- Hostility toward people and objects: It isn’t particularly worrisome if a child occasionally tries to hit or kick a parent or caregiver out of frustration. However, you may have a problem if your kid does that in more than half of their tantrums.
- Numerous tantrums: A normal child may throw a tantrum several times a month. If you notice that your child has more than 10 outbursts per month, it can be an indicator of oppositional defiant disorder. You should also be concerned if tantrums happen five or more times a day on multiple days.
- Long outbursts: The temper tantrums of a child with oppositional defiant disorder often last more than 25 minutes.
- Tendency to inflict self-harm: Self-harm is one of the tell-tale signs of oppositional defiant disorder. You should be alarmed if you find your kid scratching or biting themselves, banging their head against the wall, or hurting their foot by kicking something.

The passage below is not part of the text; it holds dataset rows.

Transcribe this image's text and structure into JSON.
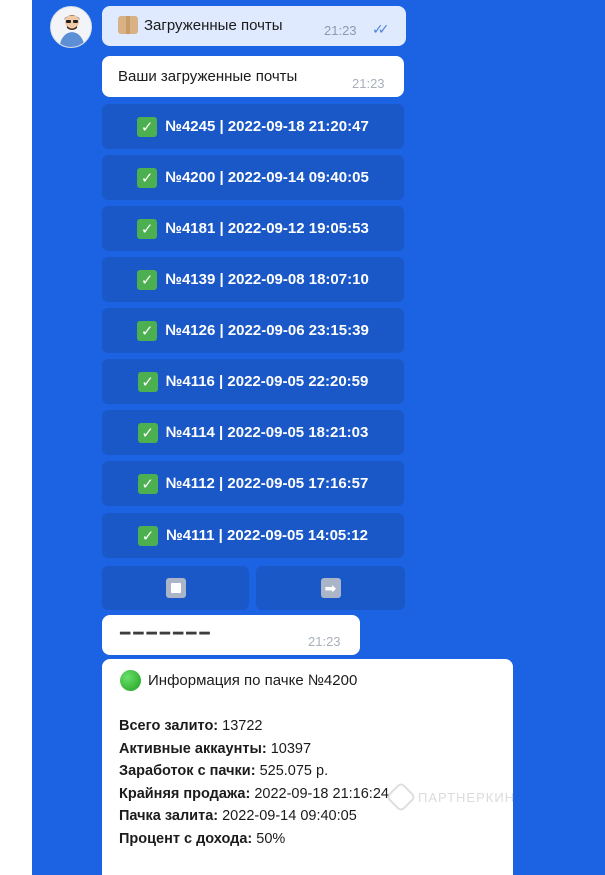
{
  "colors": {
    "chat_background": "#1c63e3",
    "inline_button": "#1a58c8",
    "outgoing_bubble": "#dfeaff",
    "incoming_bubble": "#ffffff",
    "check_green": "#4caf50"
  },
  "outgoing_message": {
    "icon": "package-icon",
    "text": "Загруженные почты",
    "time": "21:23",
    "status_icon": "double-check-icon"
  },
  "bot_message_1": {
    "text": "Ваши загруженные почты",
    "time": "21:23"
  },
  "batch_buttons": [
    {
      "check": "✓",
      "label": "№4245 | 2022-09-18 21:20:47"
    },
    {
      "check": "✓",
      "label": "№4200 | 2022-09-14 09:40:05"
    },
    {
      "check": "✓",
      "label": "№4181 | 2022-09-12 19:05:53"
    },
    {
      "check": "✓",
      "label": "№4139 | 2022-09-08 18:07:10"
    },
    {
      "check": "✓",
      "label": "№4126 | 2022-09-06 23:15:39"
    },
    {
      "check": "✓",
      "label": "№4116 | 2022-09-05 22:20:59"
    },
    {
      "check": "✓",
      "label": "№4114 | 2022-09-05 18:21:03"
    },
    {
      "check": "✓",
      "label": "№4112 | 2022-09-05 17:16:57"
    },
    {
      "check": "✓",
      "label": "№4111 | 2022-09-05 14:05:12"
    }
  ],
  "nav_buttons": {
    "stop_icon": "stop-icon",
    "next_icon": "right-arrow-icon",
    "next_glyph": "➡"
  },
  "bot_message_2": {
    "text": "━━━━━━━",
    "time": "21:23"
  },
  "info_message": {
    "heading": "Информация по пачке №4200",
    "lines": [
      {
        "label": "Всего залито:",
        "value": " 13722"
      },
      {
        "label": "Активные аккаунты:",
        "value": " 10397"
      },
      {
        "label": "Заработок с пачки:",
        "value": " 525.075 р."
      },
      {
        "label": "Крайняя продажа:",
        "value": " 2022-09-18 21:16:24"
      },
      {
        "label": "Пачка залита:",
        "value": " 2022-09-14 09:40:05"
      },
      {
        "label": "Процент с дохода:",
        "value": " 50%"
      }
    ]
  },
  "watermark": {
    "text": "ПАРТНЕРКИН"
  }
}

- Inability to calm themselves down: If your child has oppositional defiant disorder, they’ll likely have difficulty stopping their outbursts without help from other people. You probably have to promise them something or take them away from the environment to calm them down.
How Is Oppositional Defiant Disorder Treated?
Children with oppositional defiant disorder have a tendency to flout punishment and intentionally upset people around them, which makes traditional discipline ineffective. Instead, you should bring them to a qualified neuropsychologist who uses evidence-based treatment methods. These treatments usually include cognitive behavior therapy combined with support for parents and teachers. They’re aimed at helping your kid improve their anger management and communication skills.
After receiving treatment, your child should be able to talk to you with fewer escalating arguments. Also, they’ll become less stubborn and defiant, making it easier for them to build good relationships with other people. While they may still get into arguments or show defiance every now and then, there will be significantly fewer instances of such behaviors. As part of the treatment plan, you may have to undergo training to learn how to enforce positive behavioral approaches at home and work collaboratively with school staff.
If you suspect that your child is suffering from oppositional defiant disorder, consider bringing them to NeuroHealth Arlington Heights for a comprehensive diagnosis. Our award-winning clinic has helped numerous children and adults in northeastern Illinois overcome a wide range of behavioral disorders, including oppositional defiant disorder. Contact us today to schedule an appointment.